**Work required**
Would you give the data below back exactly as it reads?

┌────────

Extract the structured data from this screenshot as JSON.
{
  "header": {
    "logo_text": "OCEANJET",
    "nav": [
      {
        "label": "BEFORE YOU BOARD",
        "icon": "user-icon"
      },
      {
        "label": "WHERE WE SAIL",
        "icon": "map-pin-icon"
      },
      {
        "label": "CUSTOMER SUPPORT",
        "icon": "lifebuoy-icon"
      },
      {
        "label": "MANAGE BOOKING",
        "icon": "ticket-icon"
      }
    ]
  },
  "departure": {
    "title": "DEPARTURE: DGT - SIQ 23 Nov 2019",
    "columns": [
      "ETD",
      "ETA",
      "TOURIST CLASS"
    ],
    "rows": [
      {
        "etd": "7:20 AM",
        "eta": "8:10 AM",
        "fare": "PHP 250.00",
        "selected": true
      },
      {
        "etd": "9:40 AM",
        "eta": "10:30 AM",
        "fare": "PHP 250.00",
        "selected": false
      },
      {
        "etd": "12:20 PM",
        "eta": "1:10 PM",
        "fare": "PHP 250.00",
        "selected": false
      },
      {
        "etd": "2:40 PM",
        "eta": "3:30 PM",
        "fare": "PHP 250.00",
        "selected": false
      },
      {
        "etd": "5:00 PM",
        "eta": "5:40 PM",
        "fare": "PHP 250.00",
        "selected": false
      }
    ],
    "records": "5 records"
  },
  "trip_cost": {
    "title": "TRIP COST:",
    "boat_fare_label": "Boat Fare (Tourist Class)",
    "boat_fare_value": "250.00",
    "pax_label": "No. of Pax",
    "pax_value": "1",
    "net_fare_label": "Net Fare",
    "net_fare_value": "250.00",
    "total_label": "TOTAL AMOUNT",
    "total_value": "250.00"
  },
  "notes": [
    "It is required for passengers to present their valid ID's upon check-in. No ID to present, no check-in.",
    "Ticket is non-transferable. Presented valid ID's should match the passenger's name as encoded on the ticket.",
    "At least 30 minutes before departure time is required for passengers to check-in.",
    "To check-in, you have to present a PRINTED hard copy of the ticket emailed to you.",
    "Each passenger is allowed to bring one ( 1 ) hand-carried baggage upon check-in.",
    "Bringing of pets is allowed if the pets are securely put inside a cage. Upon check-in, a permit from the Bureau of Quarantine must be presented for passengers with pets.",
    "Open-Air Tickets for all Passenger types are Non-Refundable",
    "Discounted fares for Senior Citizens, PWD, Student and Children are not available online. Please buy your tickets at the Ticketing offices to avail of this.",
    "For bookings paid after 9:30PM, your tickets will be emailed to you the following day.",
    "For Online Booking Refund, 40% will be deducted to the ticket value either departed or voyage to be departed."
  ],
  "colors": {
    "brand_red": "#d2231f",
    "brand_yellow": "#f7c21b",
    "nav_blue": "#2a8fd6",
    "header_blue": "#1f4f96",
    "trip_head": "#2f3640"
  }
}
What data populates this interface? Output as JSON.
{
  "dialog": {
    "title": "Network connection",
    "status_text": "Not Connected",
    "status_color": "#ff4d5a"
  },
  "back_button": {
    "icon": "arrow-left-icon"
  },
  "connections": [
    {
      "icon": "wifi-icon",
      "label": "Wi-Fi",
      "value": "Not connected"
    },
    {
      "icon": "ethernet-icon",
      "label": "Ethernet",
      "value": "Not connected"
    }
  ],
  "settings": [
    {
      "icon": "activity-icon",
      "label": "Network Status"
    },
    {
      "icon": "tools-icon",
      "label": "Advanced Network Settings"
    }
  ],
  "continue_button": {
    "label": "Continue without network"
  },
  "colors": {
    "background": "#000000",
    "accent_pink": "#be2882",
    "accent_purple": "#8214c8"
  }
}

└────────

**Task solution**
Extract the structured data from this screenshot as JSON.
{
  "header": {
    "logo_text": "OCEANJET",
    "nav": [
      {
        "label": "BEFORE YOU BOARD",
        "icon": "user-icon"
      },
      {
        "label": "WHERE WE SAIL",
        "icon": "map-pin-icon"
      },
      {
        "label": "CUSTOMER SUPPORT",
        "icon": "lifebuoy-icon"
      },
      {
        "label": "MANAGE BOOKING",
        "icon": "ticket-icon"
      }
    ]
  },
  "departure": {
    "title": "DEPARTURE: DGT - SIQ 23 Nov 2019",
    "columns": [
      "ETD",
      "ETA",
      "TOURIST CLASS"
    ],
    "rows": [
      {
        "etd": "7:20 AM",
        "eta": "8:10 AM",
        "fare": "PHP 250.00",
        "selected": true
      },
      {
        "etd": "9:40 AM",
        "eta": "10:30 AM",
        "fare": "PHP 250.00",
        "selected": false
      },
      {
        "etd": "12:20 PM",
        "eta": "1:10 PM",
        "fare": "PHP 250.00",
        "selected": false
      },
      {
        "etd": "2:40 PM",
        "eta": "3:30 PM",
        "fare": "PHP 250.00",
        "selected": false
      },
      {
        "etd": "5:00 PM",
        "eta": "5:40 PM",
        "fare": "PHP 250.00",
        "selected": false
      }
    ],
    "records": "5 records"
  },
  "trip_cost": {
    "title": "TRIP COST:",
    "boat_fare_label": "Boat Fare (Tourist Class)",
    "boat_fare_value": "250.00",
    "pax_label": "No. of Pax",
    "pax_value": "1",
    "net_fare_label": "Net Fare",
    "net_fare_value": "250.00",
    "total_label": "TOTAL AMOUNT",
    "total_value": "250.00"
  },
  "notes": [
    "It is required for passengers to present their valid ID's upon check-in. No ID to present, no check-in.",
    "Ticket is non-transferable. Presented valid ID's should match the passenger's name as encoded on the ticket.",
    "At least 30 minutes before departure time is required for passengers to check-in.",
    "To check-in, you have to present a PRINTED hard copy of the ticket emailed to you.",
    "Each passenger is allowed to bring one ( 1 ) hand-carried baggage upon check-in.",
    "Bringing of pets is allowed if the pets are securely put inside a cage. Upon check-in, a permit from the Bureau of Quarantine must be presented for passengers with pets.",
    "Open-Air Tickets for all Passenger types are Non-Refundable",
    "Discounted fares for Senior Citizens, PWD, Student and Children are not available online. Please buy your tickets at the Ticketing offices to avail of this.",
    "For bookings paid after 9:30PM, your tickets will be emailed to you the following day.",
    "For Online Booking Refund, 40% will be deducted to the ticket value either departed or voyage to be departed."
  ],
  "colors": {
    "brand_red": "#d2231f",
    "brand_yellow": "#f7c21b",
    "nav_blue": "#2a8fd6",
    "header_blue": "#1f4f96",
    "trip_head": "#2f3640"
  }
}
What data populates this interface? Output as JSON.
{
  "dialog": {
    "title": "Network connection",
    "status_text": "Not Connected",
    "status_color": "#ff4d5a"
  },
  "back_button": {
    "icon": "arrow-left-icon"
  },
  "connections": [
    {
      "icon": "wifi-icon",
      "label": "Wi-Fi",
      "value": "Not connected"
    },
    {
      "icon": "ethernet-icon",
      "label": "Ethernet",
      "value": "Not connected"
    }
  ],
  "settings": [
    {
      "icon": "activity-icon",
      "label": "Network Status"
    },
    {
      "icon": "tools-icon",
      "label": "Advanced Network Settings"
    }
  ],
  "continue_button": {
    "label": "Continue without network"
  },
  "colors": {
    "background": "#000000",
    "accent_pink": "#be2882",
    "accent_purple": "#8214c8"
  }
}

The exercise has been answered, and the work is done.